Exercise instructions - Across the records below, how many lines include the string "subtitle"? State the number and nothing more.

+++ Data for review

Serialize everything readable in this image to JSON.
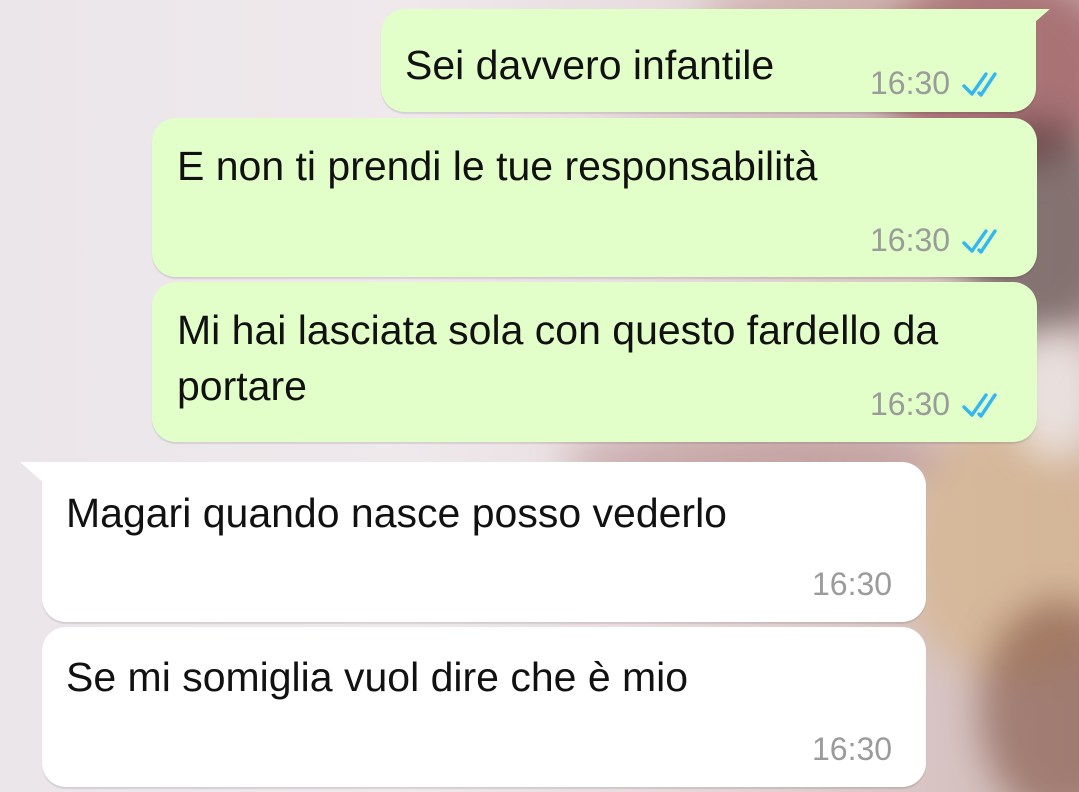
{
  "messages": [
    {
      "direction": "outgoing",
      "text": "Sei davvero infantile",
      "time": "16:30",
      "status_icon": "double-check-read-icon"
    },
    {
      "direction": "outgoing",
      "text": "E non ti prendi le tue responsabilità",
      "time": "16:30",
      "status_icon": "double-check-read-icon"
    },
    {
      "direction": "outgoing",
      "text": "Mi hai lasciata sola con questo fardello da portare",
      "time": "16:30",
      "status_icon": "double-check-read-icon"
    },
    {
      "direction": "incoming",
      "text": "Magari quando nasce posso vederlo",
      "time": "16:30"
    },
    {
      "direction": "incoming",
      "text": "Se mi somiglia vuol dire che è mio",
      "time": "16:30"
    }
  ],
  "colors": {
    "outgoing_bubble": "#e2fec9",
    "incoming_bubble": "#ffffff",
    "read_ticks": "#34b7f1",
    "timestamp": "#9a9c9a"
  }
}
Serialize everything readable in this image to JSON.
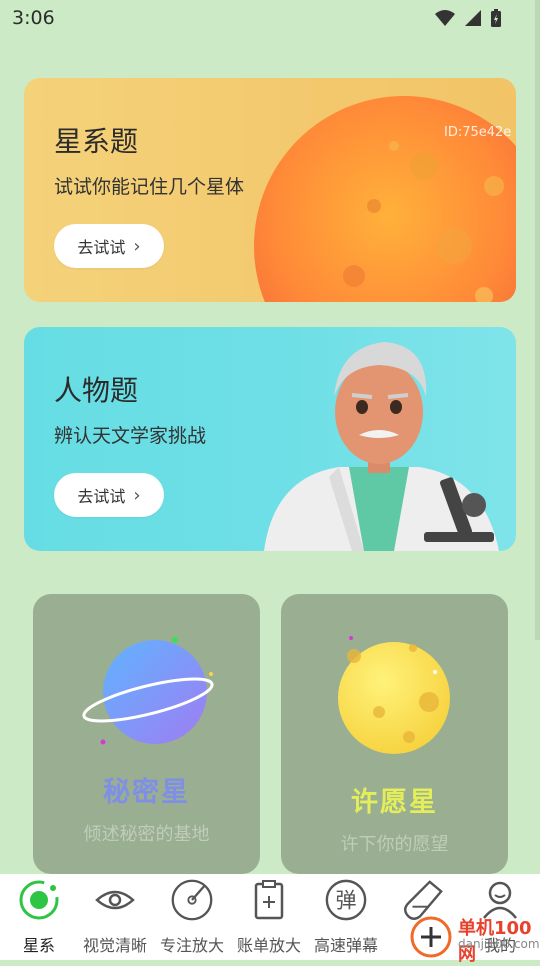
{
  "status_bar": {
    "time": "3:06"
  },
  "cards": [
    {
      "title": "星系题",
      "subtitle": "试试你能记住几个星体",
      "button": "去试试",
      "button_icon": "chevron-right-icon"
    },
    {
      "title": "人物题",
      "subtitle": "辨认天文学家挑战",
      "button": "去试试",
      "button_icon": "chevron-right-icon"
    }
  ],
  "watermark": "ID:75e42e",
  "tiles": [
    {
      "name": "秘密星",
      "desc": "倾述秘密的基地",
      "name_color": "#7f8fe6"
    },
    {
      "name": "许愿星",
      "desc": "许下你的愿望",
      "name_color": "#e3ee5a"
    }
  ],
  "bottom_nav": [
    {
      "label": "星系",
      "icon": "galaxy-icon",
      "active": true
    },
    {
      "label": "视觉清晰",
      "icon": "eye-icon"
    },
    {
      "label": "专注放大",
      "icon": "focus-dial-icon"
    },
    {
      "label": "账单放大",
      "icon": "bill-icon"
    },
    {
      "label": "高速弹幕",
      "icon": "danmaku-icon"
    },
    {
      "label": "单机100网",
      "icon": "flask-icon"
    },
    {
      "label": "我的",
      "icon": "profile-icon"
    }
  ],
  "corner_logo": {
    "line1": "单机100网",
    "line2": "danji100.com"
  },
  "colors": {
    "accent_green": "#2ec444",
    "card_star": "#f3ca6e",
    "card_people": "#6cdde5",
    "tile": "#9aae92"
  }
}
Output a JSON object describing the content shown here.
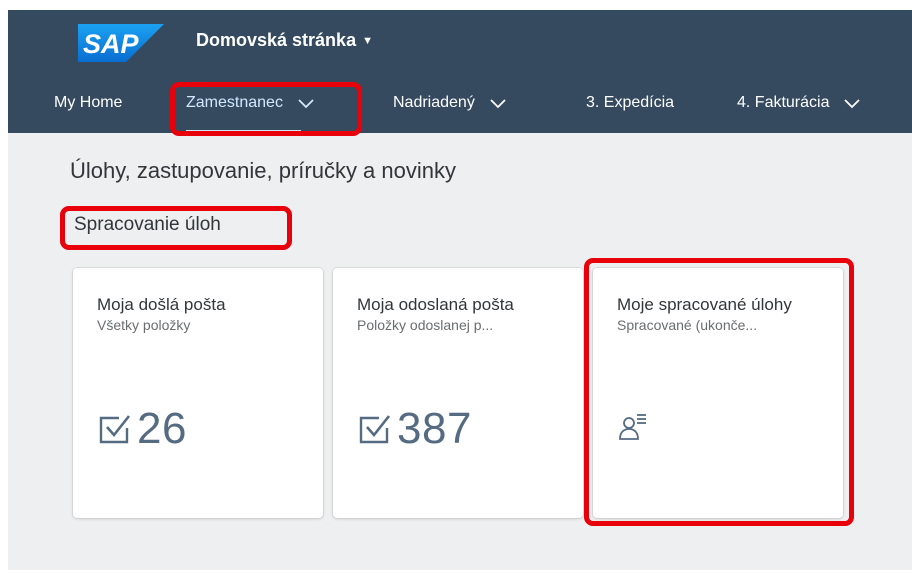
{
  "shell": {
    "logo_text": "SAP",
    "title": "Domovská stránka",
    "title_caret": "▼",
    "brand_color": "#354a5f",
    "logo_color": "#0a6ed1"
  },
  "tabs": [
    {
      "label": "My Home",
      "has_dropdown": false,
      "active": false
    },
    {
      "label": "Zamestnanec",
      "has_dropdown": true,
      "active": true
    },
    {
      "label": "Nadriadený",
      "has_dropdown": true,
      "active": false
    },
    {
      "label": "3. Expedícia",
      "has_dropdown": false,
      "active": false
    },
    {
      "label": "4. Fakturácia",
      "has_dropdown": true,
      "active": false
    }
  ],
  "main": {
    "heading": "Úlohy, zastupovanie, príručky a novinky",
    "group_title": "Spracovanie úloh"
  },
  "tiles": [
    {
      "title": "Moja došlá pošta",
      "subtitle": "Všetky položky",
      "value": "26",
      "icon": "checkbox-icon"
    },
    {
      "title": "Moja odoslaná pošta",
      "subtitle": "Položky odoslanej p...",
      "value": "387",
      "icon": "checkbox-icon"
    },
    {
      "title": "Moje spracované úlohy",
      "subtitle": "Spracované (ukonče...",
      "value": "",
      "icon": "user-list-icon"
    }
  ],
  "annotations": {
    "highlight_color": "#e8000b"
  }
}
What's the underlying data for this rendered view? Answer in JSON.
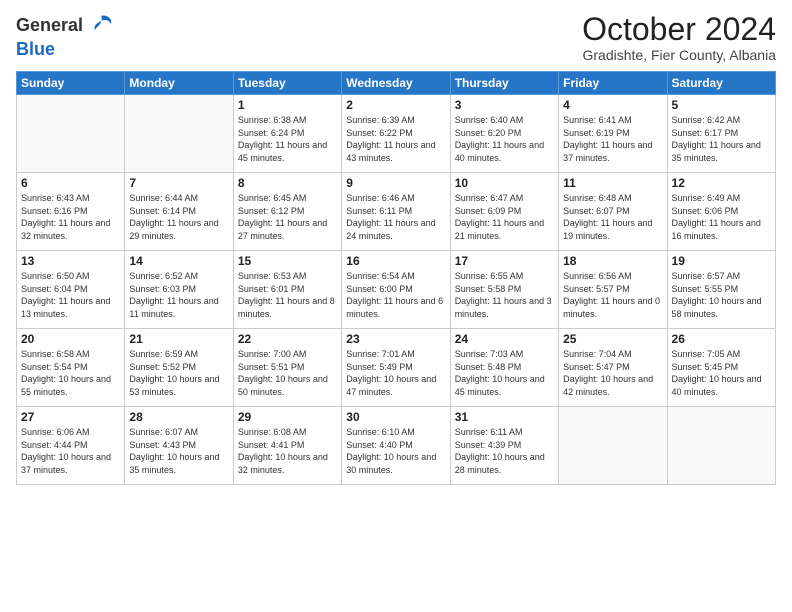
{
  "header": {
    "logo_general": "General",
    "logo_blue": "Blue",
    "month": "October 2024",
    "location": "Gradishte, Fier County, Albania"
  },
  "days_of_week": [
    "Sunday",
    "Monday",
    "Tuesday",
    "Wednesday",
    "Thursday",
    "Friday",
    "Saturday"
  ],
  "weeks": [
    [
      {
        "day": "",
        "info": ""
      },
      {
        "day": "",
        "info": ""
      },
      {
        "day": "1",
        "sunrise": "6:38 AM",
        "sunset": "6:24 PM",
        "daylight": "11 hours and 45 minutes."
      },
      {
        "day": "2",
        "sunrise": "6:39 AM",
        "sunset": "6:22 PM",
        "daylight": "11 hours and 43 minutes."
      },
      {
        "day": "3",
        "sunrise": "6:40 AM",
        "sunset": "6:20 PM",
        "daylight": "11 hours and 40 minutes."
      },
      {
        "day": "4",
        "sunrise": "6:41 AM",
        "sunset": "6:19 PM",
        "daylight": "11 hours and 37 minutes."
      },
      {
        "day": "5",
        "sunrise": "6:42 AM",
        "sunset": "6:17 PM",
        "daylight": "11 hours and 35 minutes."
      }
    ],
    [
      {
        "day": "6",
        "sunrise": "6:43 AM",
        "sunset": "6:16 PM",
        "daylight": "11 hours and 32 minutes."
      },
      {
        "day": "7",
        "sunrise": "6:44 AM",
        "sunset": "6:14 PM",
        "daylight": "11 hours and 29 minutes."
      },
      {
        "day": "8",
        "sunrise": "6:45 AM",
        "sunset": "6:12 PM",
        "daylight": "11 hours and 27 minutes."
      },
      {
        "day": "9",
        "sunrise": "6:46 AM",
        "sunset": "6:11 PM",
        "daylight": "11 hours and 24 minutes."
      },
      {
        "day": "10",
        "sunrise": "6:47 AM",
        "sunset": "6:09 PM",
        "daylight": "11 hours and 21 minutes."
      },
      {
        "day": "11",
        "sunrise": "6:48 AM",
        "sunset": "6:07 PM",
        "daylight": "11 hours and 19 minutes."
      },
      {
        "day": "12",
        "sunrise": "6:49 AM",
        "sunset": "6:06 PM",
        "daylight": "11 hours and 16 minutes."
      }
    ],
    [
      {
        "day": "13",
        "sunrise": "6:50 AM",
        "sunset": "6:04 PM",
        "daylight": "11 hours and 13 minutes."
      },
      {
        "day": "14",
        "sunrise": "6:52 AM",
        "sunset": "6:03 PM",
        "daylight": "11 hours and 11 minutes."
      },
      {
        "day": "15",
        "sunrise": "6:53 AM",
        "sunset": "6:01 PM",
        "daylight": "11 hours and 8 minutes."
      },
      {
        "day": "16",
        "sunrise": "6:54 AM",
        "sunset": "6:00 PM",
        "daylight": "11 hours and 6 minutes."
      },
      {
        "day": "17",
        "sunrise": "6:55 AM",
        "sunset": "5:58 PM",
        "daylight": "11 hours and 3 minutes."
      },
      {
        "day": "18",
        "sunrise": "6:56 AM",
        "sunset": "5:57 PM",
        "daylight": "11 hours and 0 minutes."
      },
      {
        "day": "19",
        "sunrise": "6:57 AM",
        "sunset": "5:55 PM",
        "daylight": "10 hours and 58 minutes."
      }
    ],
    [
      {
        "day": "20",
        "sunrise": "6:58 AM",
        "sunset": "5:54 PM",
        "daylight": "10 hours and 55 minutes."
      },
      {
        "day": "21",
        "sunrise": "6:59 AM",
        "sunset": "5:52 PM",
        "daylight": "10 hours and 53 minutes."
      },
      {
        "day": "22",
        "sunrise": "7:00 AM",
        "sunset": "5:51 PM",
        "daylight": "10 hours and 50 minutes."
      },
      {
        "day": "23",
        "sunrise": "7:01 AM",
        "sunset": "5:49 PM",
        "daylight": "10 hours and 47 minutes."
      },
      {
        "day": "24",
        "sunrise": "7:03 AM",
        "sunset": "5:48 PM",
        "daylight": "10 hours and 45 minutes."
      },
      {
        "day": "25",
        "sunrise": "7:04 AM",
        "sunset": "5:47 PM",
        "daylight": "10 hours and 42 minutes."
      },
      {
        "day": "26",
        "sunrise": "7:05 AM",
        "sunset": "5:45 PM",
        "daylight": "10 hours and 40 minutes."
      }
    ],
    [
      {
        "day": "27",
        "sunrise": "6:06 AM",
        "sunset": "4:44 PM",
        "daylight": "10 hours and 37 minutes."
      },
      {
        "day": "28",
        "sunrise": "6:07 AM",
        "sunset": "4:43 PM",
        "daylight": "10 hours and 35 minutes."
      },
      {
        "day": "29",
        "sunrise": "6:08 AM",
        "sunset": "4:41 PM",
        "daylight": "10 hours and 32 minutes."
      },
      {
        "day": "30",
        "sunrise": "6:10 AM",
        "sunset": "4:40 PM",
        "daylight": "10 hours and 30 minutes."
      },
      {
        "day": "31",
        "sunrise": "6:11 AM",
        "sunset": "4:39 PM",
        "daylight": "10 hours and 28 minutes."
      },
      {
        "day": "",
        "info": ""
      },
      {
        "day": "",
        "info": ""
      }
    ]
  ]
}
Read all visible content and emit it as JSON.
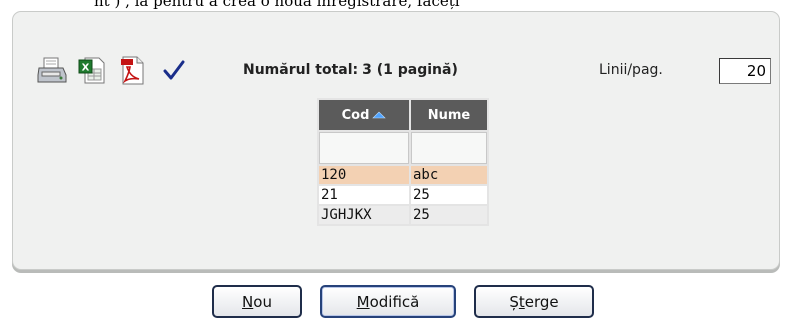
{
  "header": {
    "text": "nt ) , ia pentru a crea o nouă înregistrare, faceți"
  },
  "toolbar": {
    "icons": [
      "printer-icon",
      "excel-icon",
      "pdf-icon",
      "checkmark-icon"
    ],
    "total_label": "Numărul total:",
    "total_value": "3 (1 pagină)",
    "lines_label": "Linii/pag.",
    "lines_value": "20"
  },
  "table": {
    "columns": [
      "Cod",
      "Nume"
    ],
    "sort_icon": "sort-ascending-icon",
    "rows": [
      [
        "120",
        "abc"
      ],
      [
        "21",
        "25"
      ],
      [
        "JGHJKX",
        "25"
      ]
    ]
  },
  "buttons": {
    "nou": {
      "accel": "N",
      "rest": "ou"
    },
    "modifica": {
      "accel": "M",
      "rest": "odifică"
    },
    "sterge": {
      "pre": "Ș",
      "accel": "t",
      "rest": "erge"
    }
  },
  "colors": {
    "panel_bg": "#f0f1f0",
    "header_bg": "#5b5b5b",
    "selected_row": "#f3d1b3",
    "check": "#1a2e8a",
    "button_border": "#1f2d4a"
  }
}
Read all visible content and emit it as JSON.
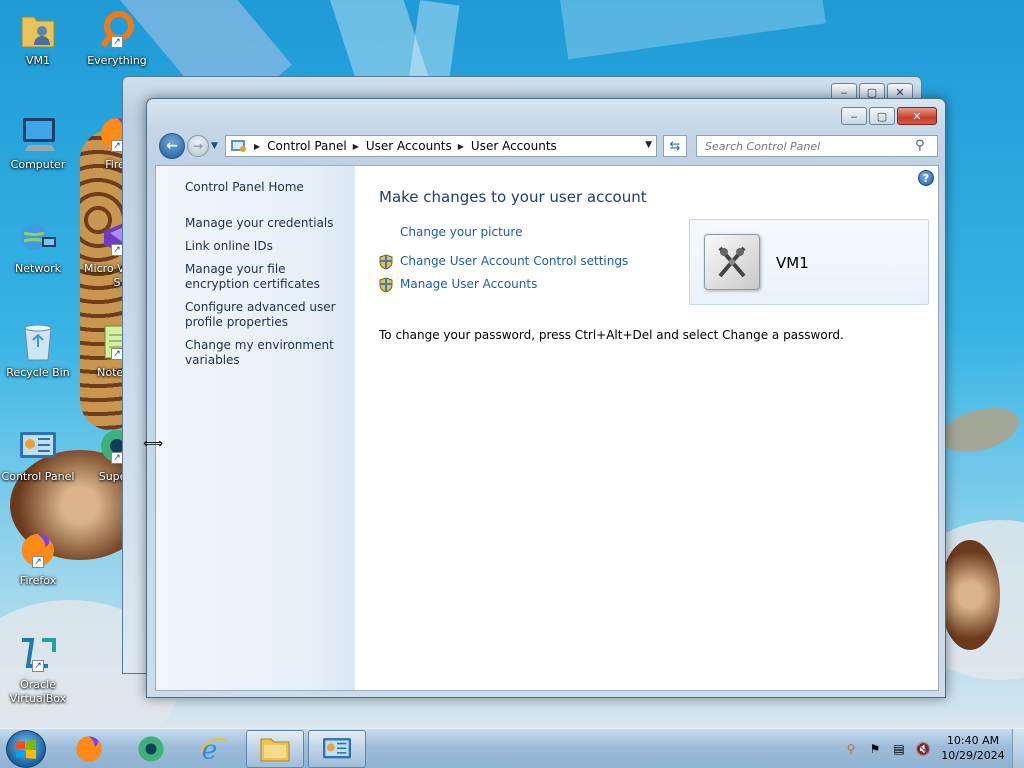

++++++

Answer to the exercise - 5